I'd be so happy if you could come. Please have my paintings sent to me.

I'm no longer working.

My best wishes, your friend,

Francis Picabia

My best regards to Arp.
We may have a beautiful gallery in Paris; he must send me his works.
Janco too.
The will brings life down on its knees; nine months later feigned euphoria crosses trivial thinking. F.P.
Matisse's exhibition. Very bad.
Negro exhibition. Good.
P. Guillaume has a review.
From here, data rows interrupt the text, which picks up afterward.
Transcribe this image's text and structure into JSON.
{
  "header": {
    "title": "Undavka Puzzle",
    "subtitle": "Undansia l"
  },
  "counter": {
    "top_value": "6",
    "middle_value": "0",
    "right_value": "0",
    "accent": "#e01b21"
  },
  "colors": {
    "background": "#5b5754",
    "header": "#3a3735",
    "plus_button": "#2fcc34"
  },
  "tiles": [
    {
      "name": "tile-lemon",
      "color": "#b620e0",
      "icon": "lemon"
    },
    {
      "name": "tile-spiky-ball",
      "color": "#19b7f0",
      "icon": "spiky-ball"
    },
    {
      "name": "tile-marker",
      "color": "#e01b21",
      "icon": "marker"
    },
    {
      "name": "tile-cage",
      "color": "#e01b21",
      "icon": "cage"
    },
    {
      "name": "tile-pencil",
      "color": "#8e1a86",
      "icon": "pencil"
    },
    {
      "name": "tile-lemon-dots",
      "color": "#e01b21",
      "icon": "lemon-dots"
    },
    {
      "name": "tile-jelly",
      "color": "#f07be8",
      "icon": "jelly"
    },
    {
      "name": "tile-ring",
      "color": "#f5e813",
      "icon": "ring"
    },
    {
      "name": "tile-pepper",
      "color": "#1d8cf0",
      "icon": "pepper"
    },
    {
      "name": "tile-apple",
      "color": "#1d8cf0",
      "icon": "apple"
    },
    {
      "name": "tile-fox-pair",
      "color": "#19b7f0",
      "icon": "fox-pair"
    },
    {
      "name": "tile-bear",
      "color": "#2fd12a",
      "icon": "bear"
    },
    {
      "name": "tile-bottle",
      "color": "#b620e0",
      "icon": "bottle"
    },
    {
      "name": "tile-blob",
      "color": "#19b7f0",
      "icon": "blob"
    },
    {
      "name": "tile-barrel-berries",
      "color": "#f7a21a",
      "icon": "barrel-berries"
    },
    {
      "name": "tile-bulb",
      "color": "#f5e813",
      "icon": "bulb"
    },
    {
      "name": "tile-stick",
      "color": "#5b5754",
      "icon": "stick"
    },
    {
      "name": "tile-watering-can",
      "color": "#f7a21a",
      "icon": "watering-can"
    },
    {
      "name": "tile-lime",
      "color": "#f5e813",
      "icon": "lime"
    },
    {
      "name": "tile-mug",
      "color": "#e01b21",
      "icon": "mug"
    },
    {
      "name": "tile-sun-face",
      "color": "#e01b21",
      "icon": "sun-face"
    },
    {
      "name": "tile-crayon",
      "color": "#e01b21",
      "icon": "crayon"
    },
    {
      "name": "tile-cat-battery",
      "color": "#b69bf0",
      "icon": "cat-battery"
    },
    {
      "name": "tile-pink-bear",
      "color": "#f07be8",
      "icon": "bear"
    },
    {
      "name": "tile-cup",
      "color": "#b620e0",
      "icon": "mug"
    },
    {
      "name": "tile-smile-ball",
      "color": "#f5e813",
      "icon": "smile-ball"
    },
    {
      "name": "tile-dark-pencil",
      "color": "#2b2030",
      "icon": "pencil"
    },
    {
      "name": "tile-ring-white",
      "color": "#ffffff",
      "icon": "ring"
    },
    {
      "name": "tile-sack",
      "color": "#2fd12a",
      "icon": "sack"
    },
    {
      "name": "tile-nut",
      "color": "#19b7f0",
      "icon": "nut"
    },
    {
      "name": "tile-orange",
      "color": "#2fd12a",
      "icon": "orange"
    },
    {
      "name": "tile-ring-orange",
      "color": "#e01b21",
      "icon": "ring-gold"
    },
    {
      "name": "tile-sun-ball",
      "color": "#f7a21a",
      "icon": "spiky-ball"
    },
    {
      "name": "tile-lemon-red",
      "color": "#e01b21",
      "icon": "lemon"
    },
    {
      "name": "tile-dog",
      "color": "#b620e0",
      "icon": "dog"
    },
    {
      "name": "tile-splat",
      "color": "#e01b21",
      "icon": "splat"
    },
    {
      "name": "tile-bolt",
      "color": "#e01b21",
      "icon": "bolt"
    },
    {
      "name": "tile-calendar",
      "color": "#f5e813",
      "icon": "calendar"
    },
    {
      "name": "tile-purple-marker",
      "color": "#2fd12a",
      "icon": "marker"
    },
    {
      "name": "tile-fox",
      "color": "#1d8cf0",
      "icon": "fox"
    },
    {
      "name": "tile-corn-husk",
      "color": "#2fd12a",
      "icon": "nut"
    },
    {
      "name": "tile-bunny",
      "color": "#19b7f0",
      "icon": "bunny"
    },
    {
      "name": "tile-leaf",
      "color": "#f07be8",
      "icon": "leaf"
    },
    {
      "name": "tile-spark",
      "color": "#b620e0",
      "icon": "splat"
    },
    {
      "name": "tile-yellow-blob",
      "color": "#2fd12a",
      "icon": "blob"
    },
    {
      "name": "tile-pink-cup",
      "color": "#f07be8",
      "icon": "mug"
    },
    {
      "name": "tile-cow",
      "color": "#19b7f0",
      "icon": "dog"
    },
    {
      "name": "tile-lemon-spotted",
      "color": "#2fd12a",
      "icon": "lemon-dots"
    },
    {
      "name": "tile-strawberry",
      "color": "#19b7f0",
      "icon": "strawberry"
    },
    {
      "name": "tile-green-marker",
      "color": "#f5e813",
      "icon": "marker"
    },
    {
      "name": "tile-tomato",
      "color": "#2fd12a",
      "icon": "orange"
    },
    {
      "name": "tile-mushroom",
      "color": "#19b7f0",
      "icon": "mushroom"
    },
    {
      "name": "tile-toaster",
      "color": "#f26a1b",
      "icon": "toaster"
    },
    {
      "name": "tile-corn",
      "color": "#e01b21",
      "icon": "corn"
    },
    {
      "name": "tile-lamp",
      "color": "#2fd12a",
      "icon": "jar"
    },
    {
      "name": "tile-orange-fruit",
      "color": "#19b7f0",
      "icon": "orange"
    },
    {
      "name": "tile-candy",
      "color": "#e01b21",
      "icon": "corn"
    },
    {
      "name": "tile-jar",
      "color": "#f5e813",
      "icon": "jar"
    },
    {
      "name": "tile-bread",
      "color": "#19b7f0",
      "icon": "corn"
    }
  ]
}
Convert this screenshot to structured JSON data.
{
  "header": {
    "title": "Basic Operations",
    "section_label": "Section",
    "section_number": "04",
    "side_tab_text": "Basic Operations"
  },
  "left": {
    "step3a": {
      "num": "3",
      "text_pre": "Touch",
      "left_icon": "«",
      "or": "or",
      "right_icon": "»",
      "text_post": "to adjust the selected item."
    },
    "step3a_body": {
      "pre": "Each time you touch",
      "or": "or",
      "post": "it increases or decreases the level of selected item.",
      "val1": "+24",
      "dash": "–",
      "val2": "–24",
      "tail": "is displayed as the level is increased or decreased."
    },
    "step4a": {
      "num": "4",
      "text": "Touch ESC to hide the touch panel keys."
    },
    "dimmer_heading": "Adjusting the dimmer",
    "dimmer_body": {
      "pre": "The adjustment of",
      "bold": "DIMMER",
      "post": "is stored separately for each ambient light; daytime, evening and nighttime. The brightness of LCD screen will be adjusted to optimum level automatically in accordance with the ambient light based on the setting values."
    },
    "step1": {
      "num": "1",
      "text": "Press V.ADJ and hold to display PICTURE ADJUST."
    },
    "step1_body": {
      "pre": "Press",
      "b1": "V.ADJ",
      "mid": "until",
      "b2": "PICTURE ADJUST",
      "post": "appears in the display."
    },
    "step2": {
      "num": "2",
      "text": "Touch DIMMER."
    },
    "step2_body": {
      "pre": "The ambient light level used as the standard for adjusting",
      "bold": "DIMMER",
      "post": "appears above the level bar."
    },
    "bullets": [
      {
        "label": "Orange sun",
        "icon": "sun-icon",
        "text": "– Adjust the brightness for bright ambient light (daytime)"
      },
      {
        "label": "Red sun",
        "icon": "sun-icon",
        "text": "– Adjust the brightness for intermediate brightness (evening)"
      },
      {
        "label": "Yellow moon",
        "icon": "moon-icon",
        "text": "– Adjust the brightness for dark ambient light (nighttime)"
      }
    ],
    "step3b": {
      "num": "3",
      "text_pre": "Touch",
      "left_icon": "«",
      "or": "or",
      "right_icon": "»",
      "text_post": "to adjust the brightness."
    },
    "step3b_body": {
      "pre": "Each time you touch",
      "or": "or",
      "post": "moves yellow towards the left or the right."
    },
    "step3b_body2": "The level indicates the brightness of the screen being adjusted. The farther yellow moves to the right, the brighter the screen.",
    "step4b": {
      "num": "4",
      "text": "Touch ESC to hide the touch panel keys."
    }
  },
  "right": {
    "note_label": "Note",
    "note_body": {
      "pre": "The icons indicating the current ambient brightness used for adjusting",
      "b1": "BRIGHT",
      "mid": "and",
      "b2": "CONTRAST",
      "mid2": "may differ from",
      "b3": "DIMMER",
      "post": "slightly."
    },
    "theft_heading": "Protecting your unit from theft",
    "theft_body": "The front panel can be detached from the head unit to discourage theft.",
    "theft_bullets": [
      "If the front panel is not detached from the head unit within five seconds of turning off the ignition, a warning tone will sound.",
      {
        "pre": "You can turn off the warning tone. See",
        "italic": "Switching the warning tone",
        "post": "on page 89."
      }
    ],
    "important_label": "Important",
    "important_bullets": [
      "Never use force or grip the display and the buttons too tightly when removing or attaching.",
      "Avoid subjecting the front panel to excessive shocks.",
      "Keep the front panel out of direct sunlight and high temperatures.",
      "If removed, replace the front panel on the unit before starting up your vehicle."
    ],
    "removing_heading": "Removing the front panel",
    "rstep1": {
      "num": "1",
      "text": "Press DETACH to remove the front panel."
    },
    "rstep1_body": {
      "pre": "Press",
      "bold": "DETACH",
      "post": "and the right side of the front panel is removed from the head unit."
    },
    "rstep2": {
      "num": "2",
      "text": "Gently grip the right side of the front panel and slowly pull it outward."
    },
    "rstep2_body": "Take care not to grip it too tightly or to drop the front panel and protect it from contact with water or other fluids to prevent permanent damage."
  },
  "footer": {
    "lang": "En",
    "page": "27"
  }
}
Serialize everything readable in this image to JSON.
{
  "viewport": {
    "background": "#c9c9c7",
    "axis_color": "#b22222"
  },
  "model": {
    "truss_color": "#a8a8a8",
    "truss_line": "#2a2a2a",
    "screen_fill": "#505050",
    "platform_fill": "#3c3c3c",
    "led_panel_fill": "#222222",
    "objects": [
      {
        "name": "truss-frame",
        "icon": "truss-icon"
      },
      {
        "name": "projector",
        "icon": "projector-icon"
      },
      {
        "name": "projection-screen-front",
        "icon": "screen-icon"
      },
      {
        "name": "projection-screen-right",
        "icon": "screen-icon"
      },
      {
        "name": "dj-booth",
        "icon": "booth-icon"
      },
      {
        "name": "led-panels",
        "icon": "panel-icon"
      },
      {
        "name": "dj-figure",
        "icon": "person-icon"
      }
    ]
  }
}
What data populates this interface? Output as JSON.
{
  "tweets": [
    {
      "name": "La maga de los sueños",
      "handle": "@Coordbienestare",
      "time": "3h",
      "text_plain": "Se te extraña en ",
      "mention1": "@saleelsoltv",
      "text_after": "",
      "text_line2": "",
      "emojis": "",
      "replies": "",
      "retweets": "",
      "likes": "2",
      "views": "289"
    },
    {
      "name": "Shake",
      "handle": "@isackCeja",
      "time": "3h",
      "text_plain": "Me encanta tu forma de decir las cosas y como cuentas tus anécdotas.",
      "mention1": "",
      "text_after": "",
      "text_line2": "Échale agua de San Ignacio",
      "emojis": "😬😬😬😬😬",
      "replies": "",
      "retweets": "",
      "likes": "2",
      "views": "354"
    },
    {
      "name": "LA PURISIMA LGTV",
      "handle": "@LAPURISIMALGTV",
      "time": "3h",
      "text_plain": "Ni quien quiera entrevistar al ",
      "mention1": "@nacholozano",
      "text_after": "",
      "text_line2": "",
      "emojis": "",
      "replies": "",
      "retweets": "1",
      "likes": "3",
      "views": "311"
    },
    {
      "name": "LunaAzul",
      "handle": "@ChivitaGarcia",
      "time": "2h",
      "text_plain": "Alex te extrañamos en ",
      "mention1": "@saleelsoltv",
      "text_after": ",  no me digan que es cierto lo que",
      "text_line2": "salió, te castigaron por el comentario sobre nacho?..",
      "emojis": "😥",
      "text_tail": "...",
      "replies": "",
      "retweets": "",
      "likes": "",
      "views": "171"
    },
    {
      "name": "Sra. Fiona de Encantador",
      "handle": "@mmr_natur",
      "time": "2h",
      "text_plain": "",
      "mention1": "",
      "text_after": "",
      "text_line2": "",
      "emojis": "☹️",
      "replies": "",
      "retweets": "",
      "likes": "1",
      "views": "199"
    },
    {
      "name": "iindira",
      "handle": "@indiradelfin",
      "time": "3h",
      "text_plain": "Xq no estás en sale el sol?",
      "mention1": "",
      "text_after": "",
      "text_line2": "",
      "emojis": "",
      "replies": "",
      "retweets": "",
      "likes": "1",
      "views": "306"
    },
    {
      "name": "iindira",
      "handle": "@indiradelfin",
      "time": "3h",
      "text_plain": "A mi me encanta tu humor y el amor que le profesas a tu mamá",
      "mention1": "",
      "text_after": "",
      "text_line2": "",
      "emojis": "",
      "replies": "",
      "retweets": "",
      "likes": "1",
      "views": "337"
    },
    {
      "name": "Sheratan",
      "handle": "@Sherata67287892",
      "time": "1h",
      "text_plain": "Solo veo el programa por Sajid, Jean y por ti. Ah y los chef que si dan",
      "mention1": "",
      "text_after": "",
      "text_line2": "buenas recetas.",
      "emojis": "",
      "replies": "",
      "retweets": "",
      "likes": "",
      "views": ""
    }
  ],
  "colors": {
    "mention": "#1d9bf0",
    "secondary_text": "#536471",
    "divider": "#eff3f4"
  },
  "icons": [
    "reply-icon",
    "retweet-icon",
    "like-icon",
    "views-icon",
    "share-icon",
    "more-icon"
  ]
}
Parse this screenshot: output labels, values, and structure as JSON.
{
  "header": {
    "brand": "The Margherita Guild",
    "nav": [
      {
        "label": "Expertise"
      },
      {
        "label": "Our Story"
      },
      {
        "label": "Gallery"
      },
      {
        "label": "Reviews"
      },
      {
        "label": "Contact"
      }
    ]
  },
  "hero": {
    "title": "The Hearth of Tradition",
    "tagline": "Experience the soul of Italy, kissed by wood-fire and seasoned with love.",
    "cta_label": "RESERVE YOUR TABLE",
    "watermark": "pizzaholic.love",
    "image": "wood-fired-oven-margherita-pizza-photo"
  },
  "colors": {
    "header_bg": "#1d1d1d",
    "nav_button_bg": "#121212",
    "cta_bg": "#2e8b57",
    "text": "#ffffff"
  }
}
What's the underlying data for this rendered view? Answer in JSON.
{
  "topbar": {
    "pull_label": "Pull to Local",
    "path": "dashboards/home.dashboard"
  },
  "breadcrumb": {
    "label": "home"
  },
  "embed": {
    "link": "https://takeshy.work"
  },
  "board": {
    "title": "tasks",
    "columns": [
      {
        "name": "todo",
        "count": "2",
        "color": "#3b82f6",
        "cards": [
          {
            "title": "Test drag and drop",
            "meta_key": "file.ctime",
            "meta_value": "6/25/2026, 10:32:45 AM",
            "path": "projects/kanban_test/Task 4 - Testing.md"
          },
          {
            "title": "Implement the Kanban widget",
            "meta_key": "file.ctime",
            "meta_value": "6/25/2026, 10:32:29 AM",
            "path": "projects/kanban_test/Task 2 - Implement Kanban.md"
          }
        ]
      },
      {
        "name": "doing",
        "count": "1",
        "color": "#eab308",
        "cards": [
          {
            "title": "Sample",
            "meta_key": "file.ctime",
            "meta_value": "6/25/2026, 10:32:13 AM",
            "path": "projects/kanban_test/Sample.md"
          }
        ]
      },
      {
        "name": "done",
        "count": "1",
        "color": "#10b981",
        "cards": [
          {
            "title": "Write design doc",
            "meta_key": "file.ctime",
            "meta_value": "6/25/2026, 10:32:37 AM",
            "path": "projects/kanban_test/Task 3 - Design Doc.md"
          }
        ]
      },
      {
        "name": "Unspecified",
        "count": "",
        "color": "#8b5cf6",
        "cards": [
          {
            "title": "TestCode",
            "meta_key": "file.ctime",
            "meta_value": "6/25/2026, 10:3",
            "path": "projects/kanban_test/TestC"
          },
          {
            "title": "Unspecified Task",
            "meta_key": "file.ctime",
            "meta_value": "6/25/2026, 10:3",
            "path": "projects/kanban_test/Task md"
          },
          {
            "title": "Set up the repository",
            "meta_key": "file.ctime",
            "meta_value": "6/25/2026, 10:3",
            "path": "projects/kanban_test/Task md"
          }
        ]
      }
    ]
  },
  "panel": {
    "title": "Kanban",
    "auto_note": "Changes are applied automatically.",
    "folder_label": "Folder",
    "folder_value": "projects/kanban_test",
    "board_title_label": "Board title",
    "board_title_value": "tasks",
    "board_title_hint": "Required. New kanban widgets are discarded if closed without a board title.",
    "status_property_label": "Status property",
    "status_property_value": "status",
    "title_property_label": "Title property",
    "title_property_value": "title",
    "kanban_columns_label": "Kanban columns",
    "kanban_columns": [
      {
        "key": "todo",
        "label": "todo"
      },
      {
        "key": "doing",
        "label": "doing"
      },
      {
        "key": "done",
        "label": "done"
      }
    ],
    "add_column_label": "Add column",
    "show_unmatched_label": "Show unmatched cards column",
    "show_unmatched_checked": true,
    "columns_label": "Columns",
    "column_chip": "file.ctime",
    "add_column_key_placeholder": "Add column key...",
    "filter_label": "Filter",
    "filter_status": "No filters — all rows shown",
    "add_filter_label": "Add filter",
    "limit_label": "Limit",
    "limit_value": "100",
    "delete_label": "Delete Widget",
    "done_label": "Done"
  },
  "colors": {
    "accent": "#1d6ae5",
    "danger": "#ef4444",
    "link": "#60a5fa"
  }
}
Stupid.

Compare and contrast with this exchange between Tzara and Breton:
[Letter from Tzara to the surrealist group, 20 December 1932]

I ask that this be communicated to all the surrealists:
  1. It is unacceptable that I should be asked to come and defend myself against a very grave accusation, and that, even before the meeting takes place, I should be insulted over the phone.
  2. I believe I've acted with complete good faith toward the surrealists and that preventing me from explaining myself in this manner is a low, disgraceful act.
  3. I hold all those who pass judgement on me without knowing the material and psychological conditions behind the act of which I'm accused to be rotten individuals.
  4. Should any of you require the necessary explanations, I am at your disposal.

[Letter from Breton to Tzara, 21 December 1932]
  1. It is indeed regrettable that, despite my intentions, I lost my temper over the phone and insulted you: I will try to publicly explain which remarks led me to lose my composure on that occasion.
  2. It was never my intention to prevent you from explaining yourself – quite the contrary.
  3. I am waiting to be told about the material and psychological conditions of which you spoke so that I can form a definitive opinion.
  4. We ask you to come by tomorrow Wednesday at 6 o'clock sharp avenue Malakoff.

Okay, that's a little unfair, but fucking hell.

15 August 2010

The avant-garde

Two schools: Sainte-Vierge by Ingres in 1841 and by Picabia in 1920.

12 August 2010


The best anecdote in Dada in Paris is in a footnote.

Francis Picabia would ring up his friends, put on a fake voice, and tell them something like 'The game is up – your wife knows everything.' He'd then go visit them to observe their agitation.

What a cunt.

Some pics

There are some more images on Robert's website.

The cats

In the later hours of the evening, when everyone else has gone to bed, it's quite fun hanging out with the cats.

It's a pity they're so disgusting but.

It's funny. I grew up with cats. One even had kittens in my bed when I was a kid. But I much prefer the dog now. Fucking cats.

It's a bit after one, and I'm quite pissed. Not very abusive, as you'll notice. There's shit I could abuse – the opening I went to this evening, for example – but I'm not.

Goddamn mellowing with age.

11 August 2010

The opening

The reason I haven't posted about the opening last week until now is not because it's taken this long to recover. Well, not only because of that. It's because I've had computer problems.

It was a fun night. There was a good turn-out, including a goodly number of students from my class. No Massey staff-members bothered however. None.

I'm really pleased with how the show looks. I'll take some installation photos and post them in the next couple of days.

In other news, I've been reading Michel Sanouillet's Dada in Paris. It's the first English translation of the 1965 book, and contains an appendix of correspondence between Picabia, Tzara, and Breton. It's pretty indispensable.
visitors since 29 March 2004.